The truth at last, in all it’s cruelty.
Translation/Adaptation: Jocelyn Allen
What They Say
Within the barrier, Yue is up against an unexpected foe in his attempt to rescue Tougo-his dear friend Kurogitsune. To force Yue’s hand in taking a Meal and saving himself, Kurogitsune casts Tougo into the camellia pond. But upon rushing after the helpless captive, Yue is confronted by the age-old conflict between the desire to protect and the desire to consume that befalls all humans who assume the role of yorishiro. What path will Yue choose?
Content: (please note that content portions of a review may contain spoilers):
Ayakashi has been withholding secrets from the reader all the way up till this final volume of the story proper. There is another volume, an epilog of sorts, that will finish the series but the main ending lies here.
This is where we finally learn about what happened with the Tsubaki family, their role in the ritual which holds the shadow over the town, and why the whole situation continues to be tragic.
We learn, as Tougo and Yue do, who and what Yue really is. The truth is far weirder than I expected. We had hints that Tougo’s mother ran off with Yoshiki, but not why. Akane was always shown to be a little strange, what with her bloodline cursed to be sacrificed. The fact that Yoshiki went so far as to offer himself to be the yorishiro and the vessel for Shin’s soul in place of Akane is both noble and tragic. Akane’s actions after that remain confusing and ultimately nonsensical. I guess the poor girl was never in her right mind, which is the real tragedy here.
This final twist answers most of the lingering questions but I wouldn’t consider it a satisfactory explanation for the whole tradition. We never really learn how the whole sacrifice process works on normal people as we’ve only witnessed the two times it went horribly wrong. It also feels that the ayakashi get off easy for their roles in taking a whole town of humans hostage to feed off of. Sure, some of them were likable, but ultimately they probably deserved to suffer more than just the loss of their home.
Ultimately it feels like a few balls are dropped in this moment. Akashi, who sought to destroy the ayakashi, is left hanging. (And seemingly unaffected by the collapse of the barrier, even though he’s not quite human.) Kuro’s eerie betrayal and struggle seems to be almost forgiven and forgotten too easily by Yue. For as complex as everything was leading up to this moment the resolution feels too clean. It also dismisses the tragic weight that the events actually had on the few people who can recall them. Tougo’s father, in particular, is left with vague memories of a daughter he’ll never see again. I really don’t know how that poor man has managed to cope.
Maybe that’s why even though this is the end of the story there’s still another volume after this. Most manga would end here, so I’m curious if the lingering loose ends will be tidied up in the final volume.
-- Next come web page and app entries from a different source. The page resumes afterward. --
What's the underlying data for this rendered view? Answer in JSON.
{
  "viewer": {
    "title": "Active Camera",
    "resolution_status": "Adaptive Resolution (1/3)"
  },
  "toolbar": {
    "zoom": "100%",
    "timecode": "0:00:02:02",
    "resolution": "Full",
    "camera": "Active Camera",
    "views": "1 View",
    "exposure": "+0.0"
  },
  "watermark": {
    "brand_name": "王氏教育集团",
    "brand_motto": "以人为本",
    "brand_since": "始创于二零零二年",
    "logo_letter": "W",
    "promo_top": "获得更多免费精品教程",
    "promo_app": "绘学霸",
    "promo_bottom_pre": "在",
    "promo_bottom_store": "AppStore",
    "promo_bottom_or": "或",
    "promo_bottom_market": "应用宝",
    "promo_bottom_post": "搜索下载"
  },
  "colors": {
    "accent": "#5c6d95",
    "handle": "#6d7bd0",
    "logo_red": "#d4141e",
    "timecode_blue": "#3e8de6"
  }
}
The complex web of relationships are finally untangled in this penultimate volume of Ayakashi. Yue finally makes the decision he has been putting off for so long and chooses a side in the ages old conflict between the ayakashi and humans of his hometown. I am honestly surprised that in the end, the repercussions aren’t as vicious or horrible as they could have been. In fact, Yue might have gotten off easy in the end. Even more surprising is that the story effectively ends in this volume, but we still get one more as an epilog for this adaptation. The cycle is broken, but will these friends ever reunite? I guess in this case we’ll find out.
Content Grade: B
Art Grade: B
Packaging Grade: B +
Text/Translation Grade: A –
Age Rating: Older Teen
Released By: Yen Press
Release Date: December 19th, 2017
MSRP: $13.00 US/$17.00 CN